═══ Source records

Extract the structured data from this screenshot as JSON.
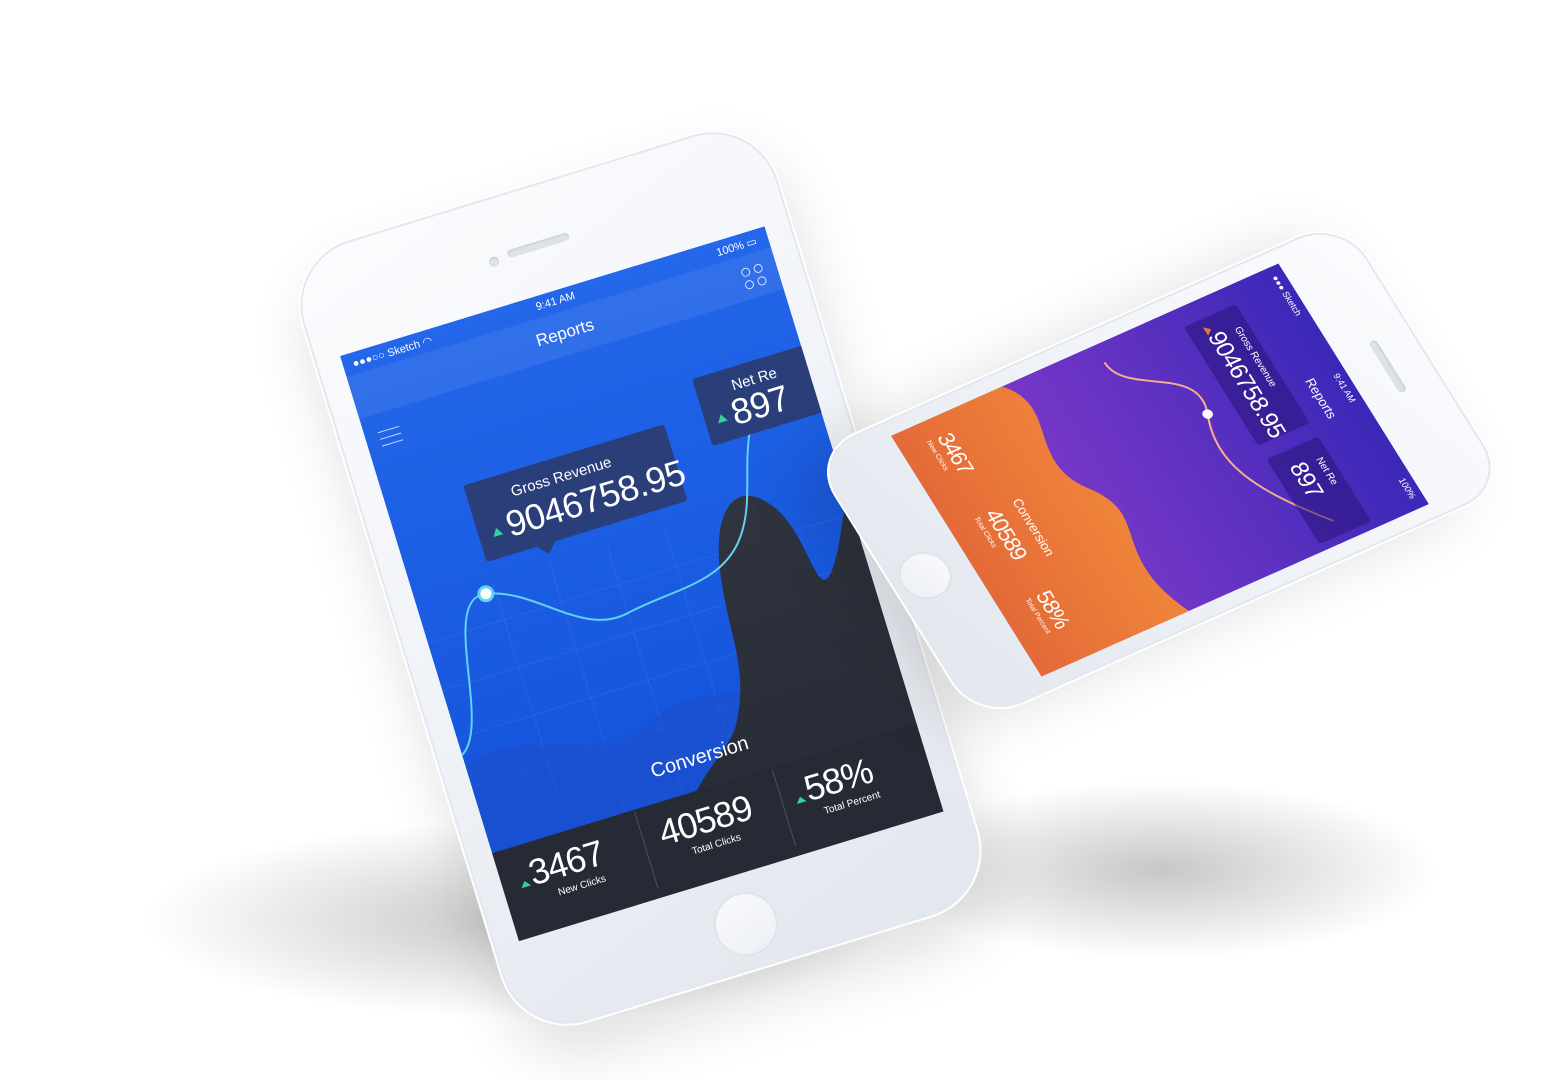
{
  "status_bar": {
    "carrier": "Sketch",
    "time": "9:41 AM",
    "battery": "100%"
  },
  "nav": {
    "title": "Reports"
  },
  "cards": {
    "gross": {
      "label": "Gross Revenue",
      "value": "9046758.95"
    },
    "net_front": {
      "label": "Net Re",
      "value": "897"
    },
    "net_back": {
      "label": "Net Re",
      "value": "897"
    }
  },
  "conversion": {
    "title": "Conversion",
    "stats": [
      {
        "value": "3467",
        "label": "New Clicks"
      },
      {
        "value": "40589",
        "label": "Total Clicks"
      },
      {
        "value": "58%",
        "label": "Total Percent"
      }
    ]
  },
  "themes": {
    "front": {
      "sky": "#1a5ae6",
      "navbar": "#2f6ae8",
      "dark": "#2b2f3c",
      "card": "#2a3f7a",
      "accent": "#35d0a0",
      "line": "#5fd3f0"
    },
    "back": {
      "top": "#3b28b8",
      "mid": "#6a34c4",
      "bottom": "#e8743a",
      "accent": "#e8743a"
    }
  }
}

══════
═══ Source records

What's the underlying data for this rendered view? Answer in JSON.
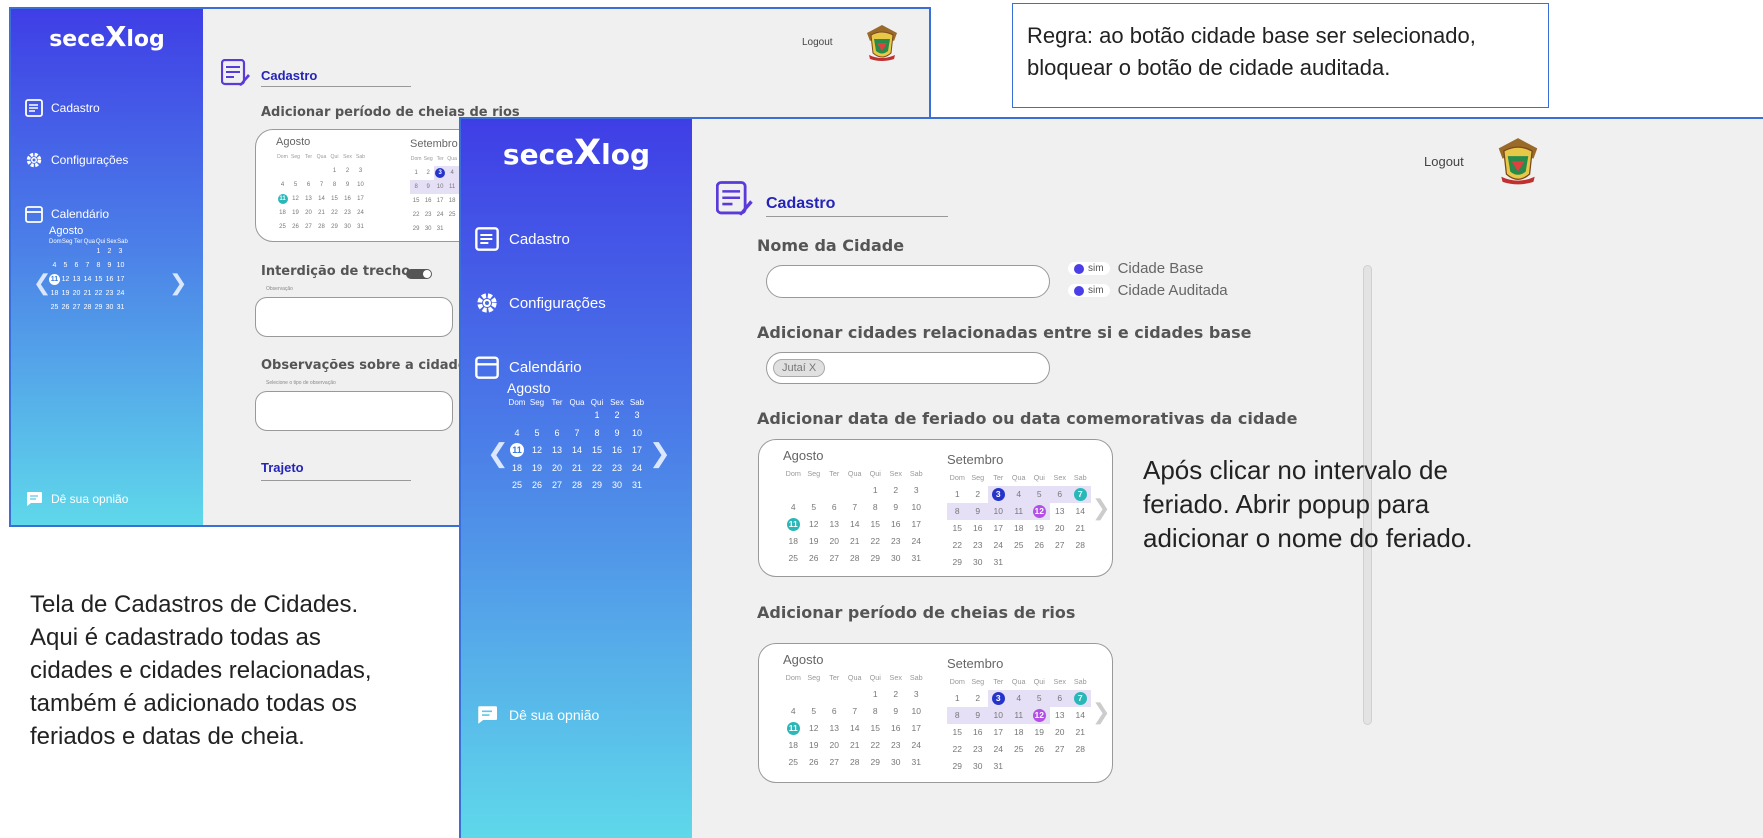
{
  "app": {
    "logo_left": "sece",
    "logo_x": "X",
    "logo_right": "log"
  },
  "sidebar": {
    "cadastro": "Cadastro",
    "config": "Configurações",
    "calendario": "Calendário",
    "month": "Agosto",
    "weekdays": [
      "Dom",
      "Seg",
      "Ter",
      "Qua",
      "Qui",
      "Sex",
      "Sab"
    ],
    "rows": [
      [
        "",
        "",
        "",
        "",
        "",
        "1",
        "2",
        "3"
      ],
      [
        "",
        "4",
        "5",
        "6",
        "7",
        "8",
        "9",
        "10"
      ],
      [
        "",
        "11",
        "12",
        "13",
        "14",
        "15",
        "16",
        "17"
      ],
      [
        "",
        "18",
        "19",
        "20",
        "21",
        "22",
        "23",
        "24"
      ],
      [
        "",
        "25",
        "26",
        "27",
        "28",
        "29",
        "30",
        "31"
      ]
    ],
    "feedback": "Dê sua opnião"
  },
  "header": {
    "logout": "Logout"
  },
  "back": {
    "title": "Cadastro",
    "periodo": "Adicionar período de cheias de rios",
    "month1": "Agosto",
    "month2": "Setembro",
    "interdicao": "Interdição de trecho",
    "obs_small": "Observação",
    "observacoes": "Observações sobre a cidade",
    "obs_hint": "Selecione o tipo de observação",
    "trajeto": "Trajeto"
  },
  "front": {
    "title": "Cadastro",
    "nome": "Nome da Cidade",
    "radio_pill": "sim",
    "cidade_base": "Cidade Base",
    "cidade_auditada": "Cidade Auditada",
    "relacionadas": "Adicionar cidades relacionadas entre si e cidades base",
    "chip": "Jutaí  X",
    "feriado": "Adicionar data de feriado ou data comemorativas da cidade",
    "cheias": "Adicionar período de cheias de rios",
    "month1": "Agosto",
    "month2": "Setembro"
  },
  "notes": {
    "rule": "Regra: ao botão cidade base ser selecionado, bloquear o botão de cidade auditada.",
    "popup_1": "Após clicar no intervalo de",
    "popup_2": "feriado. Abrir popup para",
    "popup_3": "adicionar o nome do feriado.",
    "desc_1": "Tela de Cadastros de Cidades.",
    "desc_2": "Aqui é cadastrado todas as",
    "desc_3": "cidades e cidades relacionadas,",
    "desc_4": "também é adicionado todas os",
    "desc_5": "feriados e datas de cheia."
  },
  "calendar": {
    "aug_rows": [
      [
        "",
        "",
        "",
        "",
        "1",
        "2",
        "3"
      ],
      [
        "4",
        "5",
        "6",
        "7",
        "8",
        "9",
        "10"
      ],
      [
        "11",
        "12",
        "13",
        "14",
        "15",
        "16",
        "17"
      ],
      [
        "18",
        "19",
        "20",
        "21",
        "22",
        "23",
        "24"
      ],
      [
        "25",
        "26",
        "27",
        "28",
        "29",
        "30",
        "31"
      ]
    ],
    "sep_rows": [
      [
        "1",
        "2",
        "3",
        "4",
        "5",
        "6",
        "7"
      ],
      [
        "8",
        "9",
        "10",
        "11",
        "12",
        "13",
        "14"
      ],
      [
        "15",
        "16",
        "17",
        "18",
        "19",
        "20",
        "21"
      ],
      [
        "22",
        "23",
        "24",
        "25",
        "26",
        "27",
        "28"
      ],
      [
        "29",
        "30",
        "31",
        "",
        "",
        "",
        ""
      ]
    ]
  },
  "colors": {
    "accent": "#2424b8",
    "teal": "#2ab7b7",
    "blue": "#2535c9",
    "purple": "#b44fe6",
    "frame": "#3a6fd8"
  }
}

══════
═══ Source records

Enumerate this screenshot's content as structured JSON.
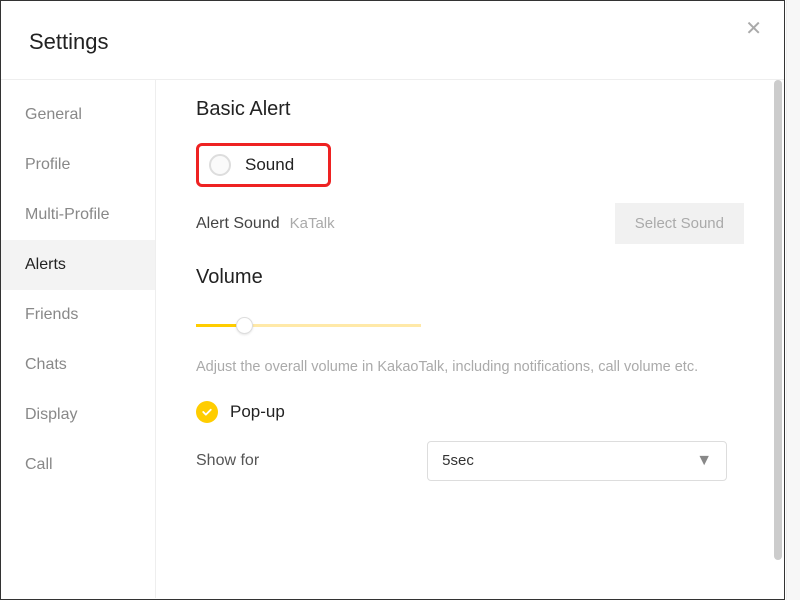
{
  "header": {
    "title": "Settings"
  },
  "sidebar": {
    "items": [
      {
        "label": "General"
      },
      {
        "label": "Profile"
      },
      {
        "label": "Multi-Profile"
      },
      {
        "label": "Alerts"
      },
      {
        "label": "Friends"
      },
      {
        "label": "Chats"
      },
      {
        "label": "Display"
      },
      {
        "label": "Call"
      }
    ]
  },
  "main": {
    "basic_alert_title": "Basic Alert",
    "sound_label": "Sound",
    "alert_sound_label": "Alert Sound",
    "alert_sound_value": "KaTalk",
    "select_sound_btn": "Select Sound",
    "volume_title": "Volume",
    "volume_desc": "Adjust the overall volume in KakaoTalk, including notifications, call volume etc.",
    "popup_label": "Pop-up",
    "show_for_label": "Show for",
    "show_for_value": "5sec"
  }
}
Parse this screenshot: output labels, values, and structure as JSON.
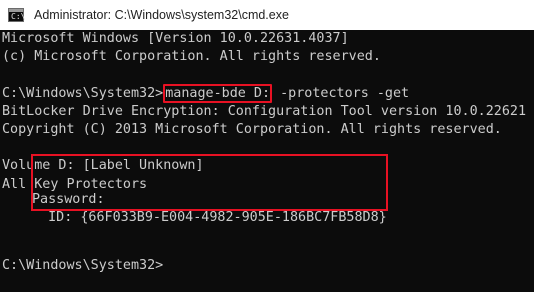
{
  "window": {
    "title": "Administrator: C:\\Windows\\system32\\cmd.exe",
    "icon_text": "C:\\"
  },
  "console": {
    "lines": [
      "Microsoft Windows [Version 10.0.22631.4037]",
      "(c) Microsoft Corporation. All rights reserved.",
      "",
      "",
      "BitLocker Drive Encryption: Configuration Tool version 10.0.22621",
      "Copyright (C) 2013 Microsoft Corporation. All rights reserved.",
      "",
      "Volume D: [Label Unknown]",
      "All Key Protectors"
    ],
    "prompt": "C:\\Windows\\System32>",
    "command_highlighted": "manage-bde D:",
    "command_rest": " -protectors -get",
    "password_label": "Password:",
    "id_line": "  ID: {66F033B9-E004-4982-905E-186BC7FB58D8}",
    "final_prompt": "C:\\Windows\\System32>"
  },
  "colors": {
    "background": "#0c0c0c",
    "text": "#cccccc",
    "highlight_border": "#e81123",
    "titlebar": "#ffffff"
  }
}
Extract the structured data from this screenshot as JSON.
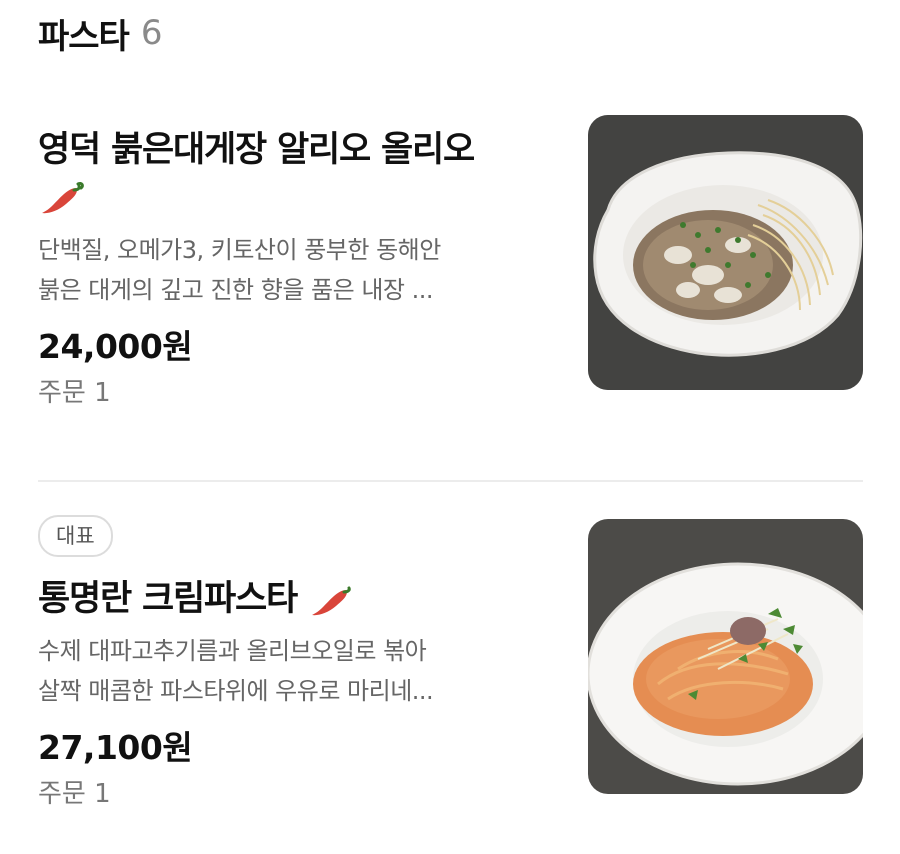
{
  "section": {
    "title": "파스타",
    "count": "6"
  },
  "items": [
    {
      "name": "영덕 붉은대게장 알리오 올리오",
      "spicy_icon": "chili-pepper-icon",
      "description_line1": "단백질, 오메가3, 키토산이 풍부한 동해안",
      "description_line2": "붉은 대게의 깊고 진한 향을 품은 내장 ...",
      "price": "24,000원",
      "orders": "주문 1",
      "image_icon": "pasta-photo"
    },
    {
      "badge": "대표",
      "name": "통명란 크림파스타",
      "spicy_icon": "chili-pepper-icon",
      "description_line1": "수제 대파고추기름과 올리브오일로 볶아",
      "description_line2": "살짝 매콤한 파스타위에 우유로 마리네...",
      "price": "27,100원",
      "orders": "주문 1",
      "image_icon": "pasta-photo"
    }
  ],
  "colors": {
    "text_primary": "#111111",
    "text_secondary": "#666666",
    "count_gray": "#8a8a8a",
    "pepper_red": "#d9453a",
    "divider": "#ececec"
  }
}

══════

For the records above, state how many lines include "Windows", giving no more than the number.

**Output for this task:**
4